:: TASK DETAILS ::
Copy each line that contains the string "纽约尼克斯", taking them from the material.

:: EXTRACTED ENTRIES ::

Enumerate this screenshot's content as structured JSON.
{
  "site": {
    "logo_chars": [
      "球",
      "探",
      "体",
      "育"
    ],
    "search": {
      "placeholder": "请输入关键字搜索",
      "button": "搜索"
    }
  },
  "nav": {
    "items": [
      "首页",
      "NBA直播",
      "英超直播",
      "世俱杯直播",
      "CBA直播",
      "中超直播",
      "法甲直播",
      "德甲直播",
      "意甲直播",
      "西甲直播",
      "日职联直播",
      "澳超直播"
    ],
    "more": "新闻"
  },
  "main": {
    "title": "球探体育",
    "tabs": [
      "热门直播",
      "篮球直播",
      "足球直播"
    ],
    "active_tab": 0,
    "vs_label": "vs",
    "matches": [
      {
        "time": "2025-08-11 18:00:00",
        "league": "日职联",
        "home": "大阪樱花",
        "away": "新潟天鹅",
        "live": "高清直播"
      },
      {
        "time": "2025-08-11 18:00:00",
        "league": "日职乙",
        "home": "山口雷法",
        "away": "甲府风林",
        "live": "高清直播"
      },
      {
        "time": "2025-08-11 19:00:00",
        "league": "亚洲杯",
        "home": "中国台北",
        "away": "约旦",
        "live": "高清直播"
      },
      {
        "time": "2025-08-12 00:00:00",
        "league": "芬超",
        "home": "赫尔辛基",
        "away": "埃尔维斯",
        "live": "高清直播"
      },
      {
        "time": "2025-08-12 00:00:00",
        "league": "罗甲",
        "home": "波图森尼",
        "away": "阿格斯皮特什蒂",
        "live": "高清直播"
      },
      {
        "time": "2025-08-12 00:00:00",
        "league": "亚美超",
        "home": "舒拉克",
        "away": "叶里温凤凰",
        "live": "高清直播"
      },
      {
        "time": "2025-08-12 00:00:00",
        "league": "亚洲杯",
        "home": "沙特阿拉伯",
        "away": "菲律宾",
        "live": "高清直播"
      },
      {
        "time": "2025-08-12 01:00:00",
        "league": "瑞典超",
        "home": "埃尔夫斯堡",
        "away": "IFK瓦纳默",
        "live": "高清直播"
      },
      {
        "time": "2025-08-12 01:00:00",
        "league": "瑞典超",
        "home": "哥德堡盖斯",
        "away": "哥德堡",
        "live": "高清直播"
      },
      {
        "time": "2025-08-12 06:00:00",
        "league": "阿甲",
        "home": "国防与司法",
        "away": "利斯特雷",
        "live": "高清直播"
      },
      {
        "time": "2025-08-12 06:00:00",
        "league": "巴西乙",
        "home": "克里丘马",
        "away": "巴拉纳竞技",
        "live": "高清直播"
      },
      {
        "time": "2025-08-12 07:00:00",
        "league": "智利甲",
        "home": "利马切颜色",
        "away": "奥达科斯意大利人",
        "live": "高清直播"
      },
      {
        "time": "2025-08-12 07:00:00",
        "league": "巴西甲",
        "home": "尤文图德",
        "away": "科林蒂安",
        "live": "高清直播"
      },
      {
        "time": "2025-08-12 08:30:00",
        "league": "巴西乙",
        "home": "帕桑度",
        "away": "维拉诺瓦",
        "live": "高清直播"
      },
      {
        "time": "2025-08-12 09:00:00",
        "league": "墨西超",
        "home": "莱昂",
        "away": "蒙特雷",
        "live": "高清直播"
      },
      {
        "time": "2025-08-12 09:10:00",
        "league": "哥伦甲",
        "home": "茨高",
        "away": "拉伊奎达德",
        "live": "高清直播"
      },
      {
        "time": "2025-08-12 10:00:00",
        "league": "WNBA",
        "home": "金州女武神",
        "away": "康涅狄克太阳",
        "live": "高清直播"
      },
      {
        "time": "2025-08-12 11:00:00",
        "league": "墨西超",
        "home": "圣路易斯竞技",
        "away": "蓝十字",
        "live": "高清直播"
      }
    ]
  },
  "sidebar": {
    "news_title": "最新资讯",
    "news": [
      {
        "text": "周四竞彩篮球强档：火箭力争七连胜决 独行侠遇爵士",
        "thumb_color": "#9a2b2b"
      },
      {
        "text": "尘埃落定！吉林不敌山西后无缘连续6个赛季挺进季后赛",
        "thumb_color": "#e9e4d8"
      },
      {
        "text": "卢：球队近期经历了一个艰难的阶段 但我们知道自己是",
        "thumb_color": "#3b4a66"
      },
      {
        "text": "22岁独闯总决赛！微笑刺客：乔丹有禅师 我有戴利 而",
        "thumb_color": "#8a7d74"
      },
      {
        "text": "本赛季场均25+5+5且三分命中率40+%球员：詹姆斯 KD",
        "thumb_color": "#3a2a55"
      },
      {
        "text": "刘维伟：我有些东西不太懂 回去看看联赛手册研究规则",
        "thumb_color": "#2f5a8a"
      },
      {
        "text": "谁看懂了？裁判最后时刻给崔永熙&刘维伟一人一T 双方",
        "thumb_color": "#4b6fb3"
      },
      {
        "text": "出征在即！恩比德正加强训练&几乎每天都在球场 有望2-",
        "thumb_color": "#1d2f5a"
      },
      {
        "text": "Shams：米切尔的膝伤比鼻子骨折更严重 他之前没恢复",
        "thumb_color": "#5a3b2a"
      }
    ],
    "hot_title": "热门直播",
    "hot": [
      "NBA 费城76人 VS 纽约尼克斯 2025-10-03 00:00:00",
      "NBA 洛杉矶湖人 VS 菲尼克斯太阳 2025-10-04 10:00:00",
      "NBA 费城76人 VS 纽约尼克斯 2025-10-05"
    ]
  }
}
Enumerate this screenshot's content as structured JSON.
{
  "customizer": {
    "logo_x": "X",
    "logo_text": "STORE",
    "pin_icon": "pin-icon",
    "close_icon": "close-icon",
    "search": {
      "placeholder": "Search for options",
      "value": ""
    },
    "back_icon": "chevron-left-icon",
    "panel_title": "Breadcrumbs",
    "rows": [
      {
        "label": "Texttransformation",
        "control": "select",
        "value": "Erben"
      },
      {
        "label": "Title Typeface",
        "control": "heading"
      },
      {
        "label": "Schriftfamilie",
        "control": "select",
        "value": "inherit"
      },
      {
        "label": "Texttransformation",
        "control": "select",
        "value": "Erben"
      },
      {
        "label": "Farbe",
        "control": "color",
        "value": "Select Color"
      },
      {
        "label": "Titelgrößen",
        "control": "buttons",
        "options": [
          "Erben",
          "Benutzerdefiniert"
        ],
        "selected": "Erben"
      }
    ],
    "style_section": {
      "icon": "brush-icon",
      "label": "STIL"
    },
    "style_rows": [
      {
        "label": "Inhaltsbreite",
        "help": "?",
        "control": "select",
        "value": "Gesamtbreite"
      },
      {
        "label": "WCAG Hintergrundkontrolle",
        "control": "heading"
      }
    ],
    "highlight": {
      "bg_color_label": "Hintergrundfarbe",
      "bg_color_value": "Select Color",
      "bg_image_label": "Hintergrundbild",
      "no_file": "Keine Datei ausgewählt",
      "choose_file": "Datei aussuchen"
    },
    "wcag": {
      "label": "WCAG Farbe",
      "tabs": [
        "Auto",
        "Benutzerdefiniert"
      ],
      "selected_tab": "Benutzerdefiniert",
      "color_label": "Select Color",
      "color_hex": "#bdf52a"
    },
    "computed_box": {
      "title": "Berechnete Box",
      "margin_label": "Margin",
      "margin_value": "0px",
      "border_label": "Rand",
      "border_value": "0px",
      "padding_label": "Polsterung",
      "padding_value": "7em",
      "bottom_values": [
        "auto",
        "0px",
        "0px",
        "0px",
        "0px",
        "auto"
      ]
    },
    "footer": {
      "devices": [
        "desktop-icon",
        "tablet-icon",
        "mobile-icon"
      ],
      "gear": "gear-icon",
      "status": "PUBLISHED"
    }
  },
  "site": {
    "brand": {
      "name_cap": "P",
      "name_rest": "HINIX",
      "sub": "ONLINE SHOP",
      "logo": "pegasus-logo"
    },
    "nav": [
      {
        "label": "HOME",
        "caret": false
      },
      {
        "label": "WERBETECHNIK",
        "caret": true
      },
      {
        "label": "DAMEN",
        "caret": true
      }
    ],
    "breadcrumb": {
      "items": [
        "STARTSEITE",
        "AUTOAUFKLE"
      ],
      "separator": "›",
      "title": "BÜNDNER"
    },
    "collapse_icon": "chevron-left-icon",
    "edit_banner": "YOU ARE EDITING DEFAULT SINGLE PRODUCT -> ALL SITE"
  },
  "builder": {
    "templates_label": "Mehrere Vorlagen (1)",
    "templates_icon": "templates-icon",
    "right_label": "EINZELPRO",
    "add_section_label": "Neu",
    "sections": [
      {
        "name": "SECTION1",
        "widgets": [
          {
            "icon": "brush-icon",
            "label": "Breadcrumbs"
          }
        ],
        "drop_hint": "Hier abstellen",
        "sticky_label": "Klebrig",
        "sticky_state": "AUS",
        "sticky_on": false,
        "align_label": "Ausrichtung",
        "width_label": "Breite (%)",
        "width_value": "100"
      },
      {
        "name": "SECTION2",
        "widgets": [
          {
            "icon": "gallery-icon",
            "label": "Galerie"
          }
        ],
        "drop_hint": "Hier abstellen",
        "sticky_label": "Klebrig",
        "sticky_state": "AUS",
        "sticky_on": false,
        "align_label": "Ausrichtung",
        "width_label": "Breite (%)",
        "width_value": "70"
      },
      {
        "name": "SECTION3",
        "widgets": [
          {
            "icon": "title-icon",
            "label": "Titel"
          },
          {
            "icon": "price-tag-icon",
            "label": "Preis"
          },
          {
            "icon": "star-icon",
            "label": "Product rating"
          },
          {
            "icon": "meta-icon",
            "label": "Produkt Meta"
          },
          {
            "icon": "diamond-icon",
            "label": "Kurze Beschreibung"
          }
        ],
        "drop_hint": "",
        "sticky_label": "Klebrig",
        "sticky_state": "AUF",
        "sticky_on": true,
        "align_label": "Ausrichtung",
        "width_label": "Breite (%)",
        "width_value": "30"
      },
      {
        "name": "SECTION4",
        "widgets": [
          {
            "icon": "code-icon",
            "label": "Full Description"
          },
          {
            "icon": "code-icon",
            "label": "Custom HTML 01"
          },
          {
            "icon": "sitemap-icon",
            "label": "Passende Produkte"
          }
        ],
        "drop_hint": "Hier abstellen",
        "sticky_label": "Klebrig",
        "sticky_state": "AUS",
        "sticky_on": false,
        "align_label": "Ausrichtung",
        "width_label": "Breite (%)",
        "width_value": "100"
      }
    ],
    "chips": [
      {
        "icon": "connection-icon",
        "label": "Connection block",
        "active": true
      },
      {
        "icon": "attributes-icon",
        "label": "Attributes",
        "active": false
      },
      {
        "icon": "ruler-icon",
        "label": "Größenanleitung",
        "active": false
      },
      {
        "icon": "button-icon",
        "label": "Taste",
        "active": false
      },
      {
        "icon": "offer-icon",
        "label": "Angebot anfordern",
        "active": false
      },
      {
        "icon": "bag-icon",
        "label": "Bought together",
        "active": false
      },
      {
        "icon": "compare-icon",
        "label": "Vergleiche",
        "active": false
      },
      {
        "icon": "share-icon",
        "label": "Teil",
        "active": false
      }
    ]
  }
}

:: TASK RESPONSE ::
      "NBA 费城76人 VS 纽约尼克斯 2025-10-03 00:00:00",
      "NBA 费城76人 VS 纽约尼克斯 2025-10-05"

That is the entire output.